13.Give your partner what he or she needs: Women feel loved and amorous when their partner creates a space for her to feel safe and special i.e. listen, empathize, praise, support, encourage, help and allow her to express her emotions; men feel loved when they are appreciated and acknowledged and when they receive sex. (I am not saying this is right or wrong – it’s simply the way it is.)
14.Build the emotional connection: Women: don’t stop being nurturing to your husband; men: expect that she will change and evolve physically, mentally and emotionally- work hard to keep the emotional connection alive and strong; give and receive on all levels; Women cheat when they feel invisible and their emotional needs aren’t being met. Read my article “Why women cheat”: http://patrickwanis.com/blog/2010/02/17/why-women-cheat-2/
15. Avoid selfishness, entitlement and narcissism: beware of instant gratification – think of the long term consequences and what you will lose. If you are a man with power and influence, be wary of falling into the same trap as most celebrities and politicians: delusions of grandeur and power – “the rules no longer apply to me”
16.Establish boundaries and avoid temptation: be clear about what crossing the line means – discuss it with your partner; be prepared to say no to offers and people; focus on maintaining emotional intimacy with your partner – talk with your partner about your feelings and thoughts; Beware of creating greater emotional intimacy with friends of the opposite sex than your husband or wife. Attraction to other people is natural – acting on the attraction is dangerous; if you begin to feel sexual tension, walk away.
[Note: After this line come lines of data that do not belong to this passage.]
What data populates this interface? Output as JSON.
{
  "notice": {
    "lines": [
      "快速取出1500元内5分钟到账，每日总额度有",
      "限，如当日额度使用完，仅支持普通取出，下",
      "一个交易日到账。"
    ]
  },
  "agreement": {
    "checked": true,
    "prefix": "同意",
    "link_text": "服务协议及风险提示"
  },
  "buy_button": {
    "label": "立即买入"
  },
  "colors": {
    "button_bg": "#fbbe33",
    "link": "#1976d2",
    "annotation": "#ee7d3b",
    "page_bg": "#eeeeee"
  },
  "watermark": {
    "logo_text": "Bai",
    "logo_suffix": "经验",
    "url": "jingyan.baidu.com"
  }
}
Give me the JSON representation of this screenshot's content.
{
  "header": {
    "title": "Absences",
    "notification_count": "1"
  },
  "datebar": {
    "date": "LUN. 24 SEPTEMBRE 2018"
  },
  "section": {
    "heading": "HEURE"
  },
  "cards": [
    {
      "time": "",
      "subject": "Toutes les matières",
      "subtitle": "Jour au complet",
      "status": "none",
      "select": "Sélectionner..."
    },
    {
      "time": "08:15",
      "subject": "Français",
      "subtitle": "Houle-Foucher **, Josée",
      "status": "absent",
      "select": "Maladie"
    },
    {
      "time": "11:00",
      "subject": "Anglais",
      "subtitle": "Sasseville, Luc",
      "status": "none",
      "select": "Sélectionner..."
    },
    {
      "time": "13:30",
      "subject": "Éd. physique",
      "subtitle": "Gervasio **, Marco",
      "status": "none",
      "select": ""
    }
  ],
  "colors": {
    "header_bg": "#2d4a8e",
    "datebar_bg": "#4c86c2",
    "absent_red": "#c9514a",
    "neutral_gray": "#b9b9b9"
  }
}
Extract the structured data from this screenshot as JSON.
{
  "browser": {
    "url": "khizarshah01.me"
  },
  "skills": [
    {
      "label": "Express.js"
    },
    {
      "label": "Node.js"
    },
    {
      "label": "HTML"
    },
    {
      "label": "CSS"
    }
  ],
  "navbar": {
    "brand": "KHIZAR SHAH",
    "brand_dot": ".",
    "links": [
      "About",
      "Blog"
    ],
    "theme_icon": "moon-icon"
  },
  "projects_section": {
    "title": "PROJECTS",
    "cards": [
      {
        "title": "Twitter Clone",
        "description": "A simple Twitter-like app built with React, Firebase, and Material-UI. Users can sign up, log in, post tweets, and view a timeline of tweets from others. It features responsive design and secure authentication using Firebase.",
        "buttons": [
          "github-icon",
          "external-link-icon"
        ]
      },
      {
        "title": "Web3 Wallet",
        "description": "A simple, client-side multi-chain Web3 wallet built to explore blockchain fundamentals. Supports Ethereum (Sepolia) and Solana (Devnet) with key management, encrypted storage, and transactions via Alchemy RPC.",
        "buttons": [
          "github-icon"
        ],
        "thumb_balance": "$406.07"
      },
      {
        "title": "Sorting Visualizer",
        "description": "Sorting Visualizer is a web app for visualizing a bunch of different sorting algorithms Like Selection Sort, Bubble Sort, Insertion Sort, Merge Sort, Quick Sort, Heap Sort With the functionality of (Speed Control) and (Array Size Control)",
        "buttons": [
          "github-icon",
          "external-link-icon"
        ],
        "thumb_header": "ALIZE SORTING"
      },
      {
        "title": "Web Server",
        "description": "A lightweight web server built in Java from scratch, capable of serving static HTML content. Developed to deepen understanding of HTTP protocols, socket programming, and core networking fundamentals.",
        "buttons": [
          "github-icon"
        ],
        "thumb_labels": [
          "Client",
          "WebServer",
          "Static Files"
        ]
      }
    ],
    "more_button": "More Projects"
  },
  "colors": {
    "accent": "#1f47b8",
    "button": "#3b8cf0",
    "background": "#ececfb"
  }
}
Be wary of hiding things from your partner.
17.Dissolve resentment – be open and honest with yourself about any resentment or bitterness you may feel towards your spouse for a past event; resentment destroys love and trust in a relationship and can easily lead you to look for love somewhere else; forgive and release the resentment.
18.Keep your word, remember your vow and maintain your integrity – better to get out of the relationship than betray your partner.